One: Highly processed, sugary carbs aren’t PHYSICALLY satisfying. Our bodies don’t feel full unless we consume a sizable amount, like a whole bag of chips. Those small handfuls of food at irregular intervals are nudging you on to eat something bigger and more satisfying.
Two: We don’t taste the flavours when our attention is on something else. Have you ever been in the situation where you couldn’t remember if you ate lunch or not? We are usually eating or drinking these high-sugar or salty snacks (high glycemic foods) when we are distracted or preoccupied. Our eating and drinking becomes mindless as the brain is more focused on the higher priority task, so we’re eating on auto-pilot, not even aware of the speed at which we are shovelling food into our mouths.
Three: We tend to seek options that take little time and effort. Since we make so many decisions throughout the day, by the time we get home we just want the food to jump out of the fridge and down our gullets. We don’t care about the consequences at that point.
Four: We don’t want to remember our poor choices! We want to avoid the scolding critical voice in our head that tells us that we are failures who have no self-control or discipline. The guilt and disgust we feel is not pleasant, so we pretend it didn’t happen. It’s business as usual, and no one needs to know.
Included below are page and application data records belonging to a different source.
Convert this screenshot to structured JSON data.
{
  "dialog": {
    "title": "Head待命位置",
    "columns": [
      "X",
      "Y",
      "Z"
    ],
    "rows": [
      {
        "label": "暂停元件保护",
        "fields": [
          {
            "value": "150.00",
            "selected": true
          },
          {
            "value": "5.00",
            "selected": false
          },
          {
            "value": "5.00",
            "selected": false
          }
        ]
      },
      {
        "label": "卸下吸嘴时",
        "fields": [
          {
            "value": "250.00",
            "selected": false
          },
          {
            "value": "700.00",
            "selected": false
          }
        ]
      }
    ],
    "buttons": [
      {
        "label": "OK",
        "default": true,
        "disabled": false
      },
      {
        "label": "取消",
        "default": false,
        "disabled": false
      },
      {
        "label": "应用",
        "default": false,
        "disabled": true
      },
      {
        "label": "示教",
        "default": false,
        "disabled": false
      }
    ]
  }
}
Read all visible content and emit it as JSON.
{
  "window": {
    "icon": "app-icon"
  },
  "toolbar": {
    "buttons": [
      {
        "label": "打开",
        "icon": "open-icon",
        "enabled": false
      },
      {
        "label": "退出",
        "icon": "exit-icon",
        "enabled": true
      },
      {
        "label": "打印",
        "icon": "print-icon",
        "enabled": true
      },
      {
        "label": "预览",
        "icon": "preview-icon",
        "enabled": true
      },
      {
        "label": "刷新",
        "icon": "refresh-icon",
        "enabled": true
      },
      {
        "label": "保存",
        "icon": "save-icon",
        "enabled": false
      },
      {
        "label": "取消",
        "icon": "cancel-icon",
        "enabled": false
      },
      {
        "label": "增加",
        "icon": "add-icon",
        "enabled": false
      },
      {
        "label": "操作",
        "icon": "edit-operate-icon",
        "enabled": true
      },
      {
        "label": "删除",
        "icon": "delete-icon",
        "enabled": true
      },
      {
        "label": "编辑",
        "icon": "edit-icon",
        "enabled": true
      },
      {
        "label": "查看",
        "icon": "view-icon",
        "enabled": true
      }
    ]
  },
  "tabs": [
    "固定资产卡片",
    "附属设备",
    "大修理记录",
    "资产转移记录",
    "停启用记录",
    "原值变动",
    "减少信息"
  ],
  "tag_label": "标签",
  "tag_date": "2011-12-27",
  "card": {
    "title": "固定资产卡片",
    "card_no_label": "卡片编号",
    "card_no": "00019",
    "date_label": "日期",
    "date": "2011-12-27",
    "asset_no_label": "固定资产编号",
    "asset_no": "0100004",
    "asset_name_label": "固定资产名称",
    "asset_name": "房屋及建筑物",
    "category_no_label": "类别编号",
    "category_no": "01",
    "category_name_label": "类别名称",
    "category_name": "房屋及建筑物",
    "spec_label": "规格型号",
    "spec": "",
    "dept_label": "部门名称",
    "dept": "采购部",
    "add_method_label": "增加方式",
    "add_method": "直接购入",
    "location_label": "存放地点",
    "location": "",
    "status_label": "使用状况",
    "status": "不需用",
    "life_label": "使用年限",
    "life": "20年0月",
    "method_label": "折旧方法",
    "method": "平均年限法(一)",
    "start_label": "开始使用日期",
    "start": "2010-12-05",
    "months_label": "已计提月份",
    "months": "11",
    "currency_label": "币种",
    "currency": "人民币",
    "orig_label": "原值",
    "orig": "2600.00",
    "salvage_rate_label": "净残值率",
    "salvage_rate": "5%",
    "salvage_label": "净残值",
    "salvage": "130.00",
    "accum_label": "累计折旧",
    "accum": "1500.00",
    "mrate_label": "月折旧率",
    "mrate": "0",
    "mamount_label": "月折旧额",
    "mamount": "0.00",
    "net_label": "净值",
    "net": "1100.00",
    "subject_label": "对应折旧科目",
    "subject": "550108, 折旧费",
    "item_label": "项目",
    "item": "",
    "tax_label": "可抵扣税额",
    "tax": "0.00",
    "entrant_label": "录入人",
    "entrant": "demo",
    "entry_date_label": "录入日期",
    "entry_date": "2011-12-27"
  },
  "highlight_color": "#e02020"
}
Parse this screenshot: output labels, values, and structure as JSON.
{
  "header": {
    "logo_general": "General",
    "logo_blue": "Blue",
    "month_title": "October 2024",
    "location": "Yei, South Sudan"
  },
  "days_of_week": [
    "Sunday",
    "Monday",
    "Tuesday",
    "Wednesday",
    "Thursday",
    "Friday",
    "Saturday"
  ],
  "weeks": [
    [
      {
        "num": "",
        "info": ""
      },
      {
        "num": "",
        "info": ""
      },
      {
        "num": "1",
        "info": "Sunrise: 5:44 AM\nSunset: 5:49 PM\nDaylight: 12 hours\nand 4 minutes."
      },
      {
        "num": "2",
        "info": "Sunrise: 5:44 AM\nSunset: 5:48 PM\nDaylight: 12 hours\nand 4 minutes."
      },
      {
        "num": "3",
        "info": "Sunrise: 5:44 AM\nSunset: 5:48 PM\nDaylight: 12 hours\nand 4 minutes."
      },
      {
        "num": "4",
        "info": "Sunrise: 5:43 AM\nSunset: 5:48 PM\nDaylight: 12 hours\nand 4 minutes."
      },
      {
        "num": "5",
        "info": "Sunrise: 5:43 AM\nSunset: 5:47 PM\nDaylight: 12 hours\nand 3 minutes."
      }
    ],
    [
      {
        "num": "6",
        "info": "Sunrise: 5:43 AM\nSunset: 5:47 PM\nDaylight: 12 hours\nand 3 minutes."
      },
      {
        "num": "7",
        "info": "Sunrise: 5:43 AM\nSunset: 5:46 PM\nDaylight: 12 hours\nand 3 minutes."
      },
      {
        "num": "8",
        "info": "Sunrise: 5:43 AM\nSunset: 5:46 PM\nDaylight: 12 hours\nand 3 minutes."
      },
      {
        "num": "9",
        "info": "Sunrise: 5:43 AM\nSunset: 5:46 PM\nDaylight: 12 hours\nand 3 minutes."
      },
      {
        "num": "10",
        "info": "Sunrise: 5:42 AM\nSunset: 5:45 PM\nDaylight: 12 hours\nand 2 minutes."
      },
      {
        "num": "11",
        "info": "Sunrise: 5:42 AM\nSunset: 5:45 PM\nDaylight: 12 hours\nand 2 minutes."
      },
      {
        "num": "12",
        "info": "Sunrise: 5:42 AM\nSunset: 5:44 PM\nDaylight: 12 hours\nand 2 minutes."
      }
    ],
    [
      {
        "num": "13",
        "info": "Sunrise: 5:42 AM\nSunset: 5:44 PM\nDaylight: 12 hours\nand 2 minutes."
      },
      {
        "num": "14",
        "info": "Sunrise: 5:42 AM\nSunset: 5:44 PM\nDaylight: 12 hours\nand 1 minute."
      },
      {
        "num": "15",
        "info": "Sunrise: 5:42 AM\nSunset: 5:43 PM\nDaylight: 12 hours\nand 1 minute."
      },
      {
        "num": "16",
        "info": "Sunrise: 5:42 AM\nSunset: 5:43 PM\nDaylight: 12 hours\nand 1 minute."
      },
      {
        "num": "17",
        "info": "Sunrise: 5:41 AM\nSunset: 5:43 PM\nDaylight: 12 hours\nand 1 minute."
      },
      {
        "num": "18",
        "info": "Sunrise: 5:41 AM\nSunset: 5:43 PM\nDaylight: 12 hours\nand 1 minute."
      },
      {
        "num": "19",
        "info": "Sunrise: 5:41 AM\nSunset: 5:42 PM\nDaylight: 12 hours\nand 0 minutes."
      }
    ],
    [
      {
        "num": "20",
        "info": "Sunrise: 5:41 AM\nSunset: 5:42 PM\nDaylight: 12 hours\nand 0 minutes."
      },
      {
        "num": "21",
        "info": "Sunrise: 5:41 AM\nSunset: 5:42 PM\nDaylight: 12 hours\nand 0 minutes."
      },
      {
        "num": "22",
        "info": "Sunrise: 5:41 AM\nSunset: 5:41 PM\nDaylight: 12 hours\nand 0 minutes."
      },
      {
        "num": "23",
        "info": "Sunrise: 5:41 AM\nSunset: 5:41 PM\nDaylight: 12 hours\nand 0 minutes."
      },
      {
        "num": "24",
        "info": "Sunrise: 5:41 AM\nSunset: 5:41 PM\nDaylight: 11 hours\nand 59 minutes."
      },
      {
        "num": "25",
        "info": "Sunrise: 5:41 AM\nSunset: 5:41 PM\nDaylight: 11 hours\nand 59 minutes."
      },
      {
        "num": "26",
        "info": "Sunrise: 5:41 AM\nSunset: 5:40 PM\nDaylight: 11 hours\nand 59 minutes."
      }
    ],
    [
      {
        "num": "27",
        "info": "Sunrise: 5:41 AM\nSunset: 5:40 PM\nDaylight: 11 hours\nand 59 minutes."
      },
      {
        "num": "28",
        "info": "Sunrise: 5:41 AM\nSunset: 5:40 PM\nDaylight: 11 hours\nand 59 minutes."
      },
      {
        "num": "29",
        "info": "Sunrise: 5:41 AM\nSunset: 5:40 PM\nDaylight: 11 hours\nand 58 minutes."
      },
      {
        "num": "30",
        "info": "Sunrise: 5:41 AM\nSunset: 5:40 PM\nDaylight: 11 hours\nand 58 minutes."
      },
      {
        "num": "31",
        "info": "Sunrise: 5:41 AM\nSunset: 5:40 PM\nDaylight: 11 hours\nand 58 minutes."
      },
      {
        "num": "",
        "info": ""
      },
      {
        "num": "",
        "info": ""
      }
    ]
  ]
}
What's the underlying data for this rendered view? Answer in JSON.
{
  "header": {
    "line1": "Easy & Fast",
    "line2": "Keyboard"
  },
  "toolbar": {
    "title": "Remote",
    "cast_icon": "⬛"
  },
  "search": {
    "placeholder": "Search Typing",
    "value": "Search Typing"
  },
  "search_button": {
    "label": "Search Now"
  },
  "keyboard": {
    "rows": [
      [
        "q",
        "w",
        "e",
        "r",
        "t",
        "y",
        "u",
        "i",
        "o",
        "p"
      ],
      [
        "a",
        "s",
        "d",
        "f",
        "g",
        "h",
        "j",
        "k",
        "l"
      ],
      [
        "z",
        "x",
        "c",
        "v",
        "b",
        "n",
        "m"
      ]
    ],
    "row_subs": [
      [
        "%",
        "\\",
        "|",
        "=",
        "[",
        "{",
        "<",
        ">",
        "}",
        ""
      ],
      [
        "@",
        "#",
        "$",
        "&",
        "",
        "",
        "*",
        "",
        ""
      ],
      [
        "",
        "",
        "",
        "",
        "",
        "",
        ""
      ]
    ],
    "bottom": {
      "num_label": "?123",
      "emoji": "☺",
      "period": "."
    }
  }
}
Unfortunately, when the weight-gain appears and that mentality continues and we like to think it came out of nowhere.
So what can you do to curb these habits? I am not a fan of counting calories, but I think it can be helpful in creating awareness if we do it as a short-term exercise. This helps us understand patterns, and patterns tell us a lot about ourselves. When we recognize our patterns, we can start understanding the reasons behind them.
For one week, try writing down all the liquids and snacks you eat, and you will have a clearer picture of what you are actually putting down the hatch every day. The purpose of this exercise is not to make you feel bad, but so that you can see where you may be consciously (or subconsciously) blacking out some nibbling activities. If you were to add it up altogether, you may even be fairly shocked. Cutting back on one little snack food a day can make a big difference at the end of the month.
Mindless eating is just that – eating without thinking. Food is very accessible and serves many purposes for us but it can come with consequences if we aren’t fully attentive. Whether you call it mindful, conscious or intuitive eating, you should try stay fully engaged when you’ve got food in your hands or on your plate. It not only provides more pleasure and satisfaction, but it also helps you make better future decisions. Sit down, turn off that screen and savour the moment – take some time this minute to do something your future self will thank you for.